This collection brings together twenty provocative essays on the state of English-language poetry in Québec since 1976. Born and raised during this historically resonant period of Trudeauism, organized Québecois nationalism, language legislation, and profound demographic and cultural change, Anglo-Québec poetry has come of age in the 21st century as a literature with its own distinct arguments about itself, and its own poetical acts in language. Language Acts features essays on many important, even canonical, figures such as Robert Allen, Anne Carson, Leonard Cohen, Louis Dudek, D.G. Jones, Irving Layton, Michael Harris, Erin Mouré, David McGimpsey, Robyn Sarah, and Peter Van Toorn, and on a wide range of poetry activities including those of the Véhicule Poets and the Montreal Spoken Word scene. This is the first critical collection of its kind to appear in over forty years and will set the terms used to discuss English language poetry in Québec for years to come. Publisher: Vehicule Press
What The World Said (2013)
Jason Camlot’s fourth full poetry collection, a Kaddish for the post-google age, explores the meaning of ignorance in the face of death—ignorance of how to practice sadness and rituals of mourning, and of how properly to experience longing and loss.
Camlot manipulates a wide range of forms to mine the relationship between the most intimate kinds of grief and the impersonal flood of discourse that the world pours upon us. Publisher: Mansfield Press
The Debaucher (2008)
The Debaucher, Jason Camlot’s third collection of poetry, walks an oscillating lyrical tightrope between realms of cosmopolitan sophistication and ribald hilarity.
In these surprising poems high art and low art gather together, sometimes on the battlefield, sometimes at lover’s leap. Camlot’s poetry always maintains an evocative connection to the tender absurdities of our daily lives. Publisher: Insomniac Press
Lewis Carrol meets Allen Ginsberg…. This is poetry about an angel-poet, wings paper-clipped, seeking spiritual food in the modern office cubicle. He pecks away at office-machinery (à la Dilbert) and dreams among his fellow stick men and women of being a Wordsworthian visionary — or at least an “action figureen”. Jason Camlot is a scholar of Victorian nonsense and humorous verse and these poems are a ‘howl’ amidst the “slithy borogroves” sort of affair, a wild, brilliantly refitted variety theater act. Other pieces, equally wan, hilarious, noir, plumb nineteen thirties Hollywood (and present day movieland) hijinks, Hemingway’s war-with-booze style, and the dark obsessions of Important Men. The writer and his writing is ‘past’ conscious, but completely versed in contemporary Canadian and American poetry.

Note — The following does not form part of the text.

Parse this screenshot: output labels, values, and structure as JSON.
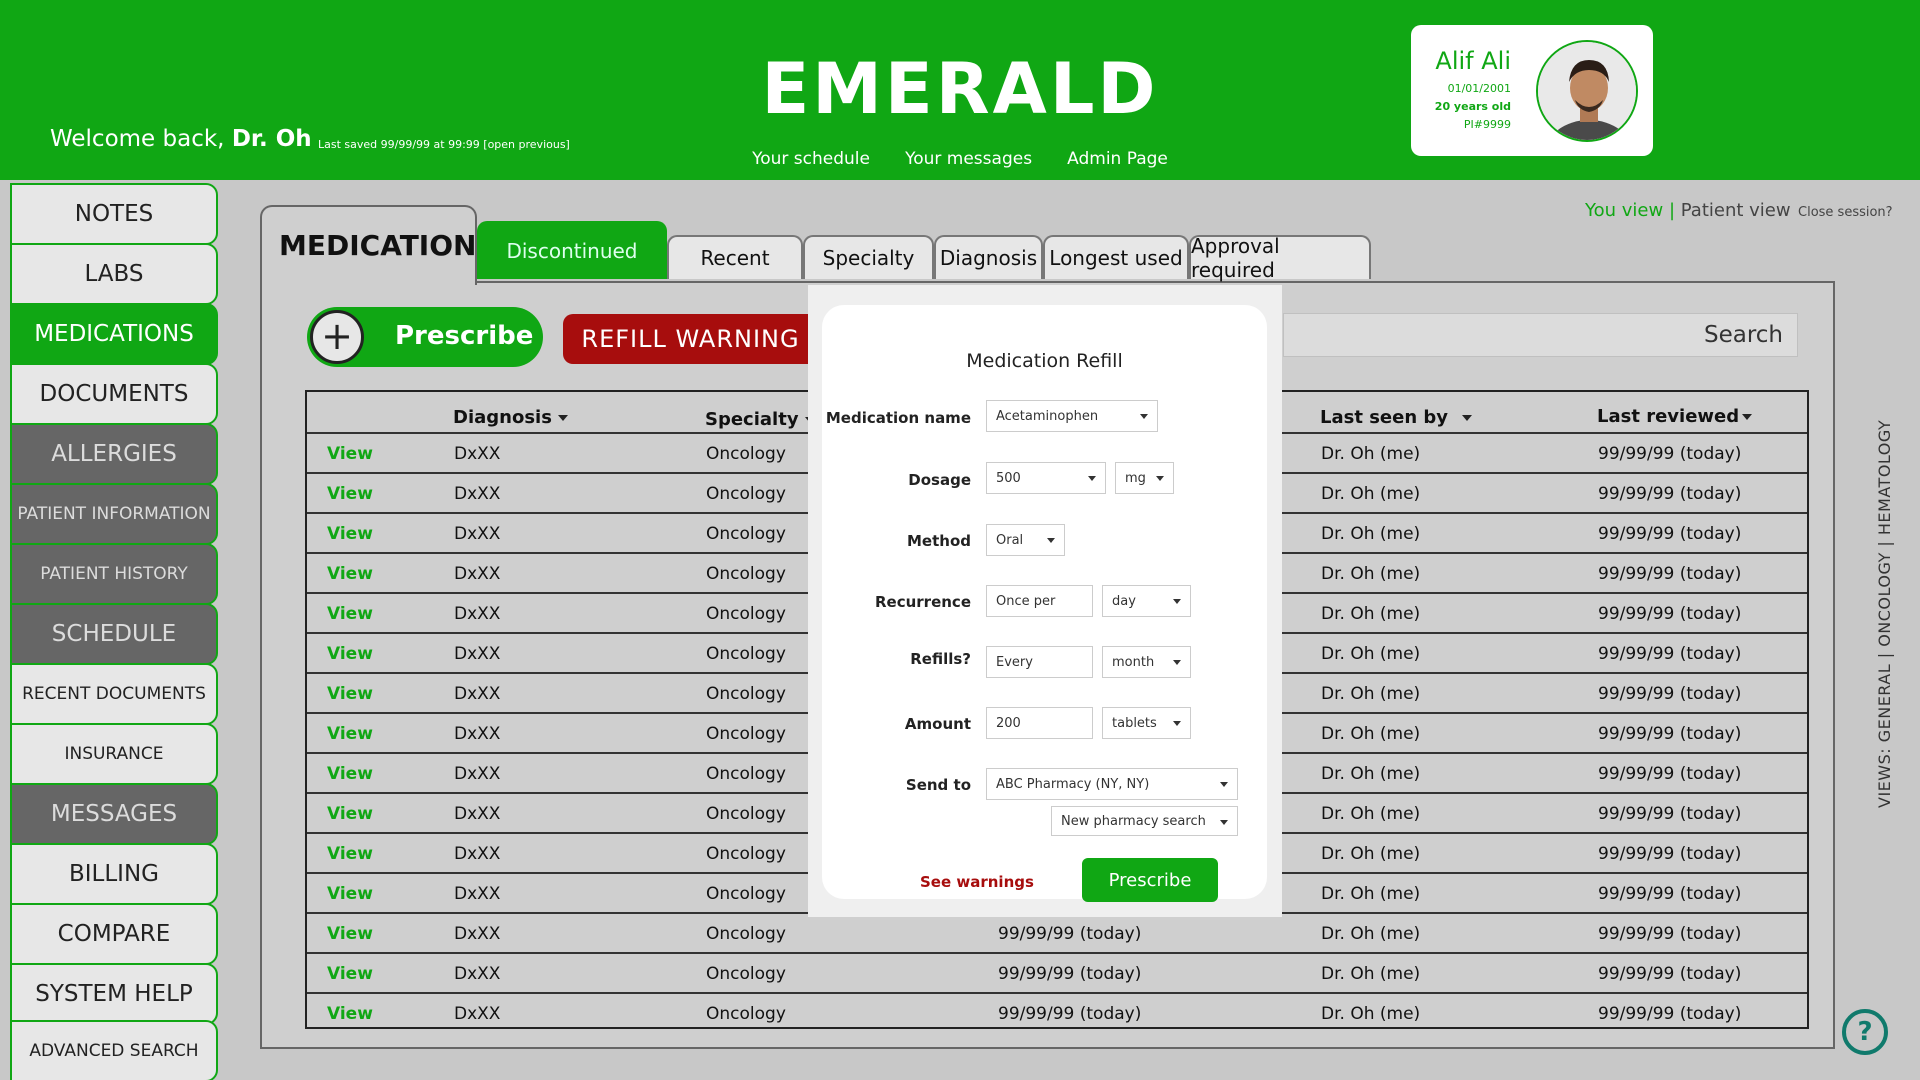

This is an immensely funny, witty, up-to-date collection — zany, zippy, and zine-y! Publisher: DC Books
Jason Camlot’s father was a furrier and he grew up in a world where, inevitably, “baby fur gets in your eyes” or in “your mouth.” In dreams, the poet becomes a whale corpse “washed up/ on a very pale beach/ and hundreds of flies came,/ and people,/ to see the tusk,/ spun like coral glass.” And as the boy grows up, images, at once curiously literal and yet surreal — images of being devoured or skinned alive — stay with him. The beauty of this collection is one of themot juste, a concreteness and precision, coupled with a superb sense of rhythm.— Marjorie Perloff Publisher: DC Books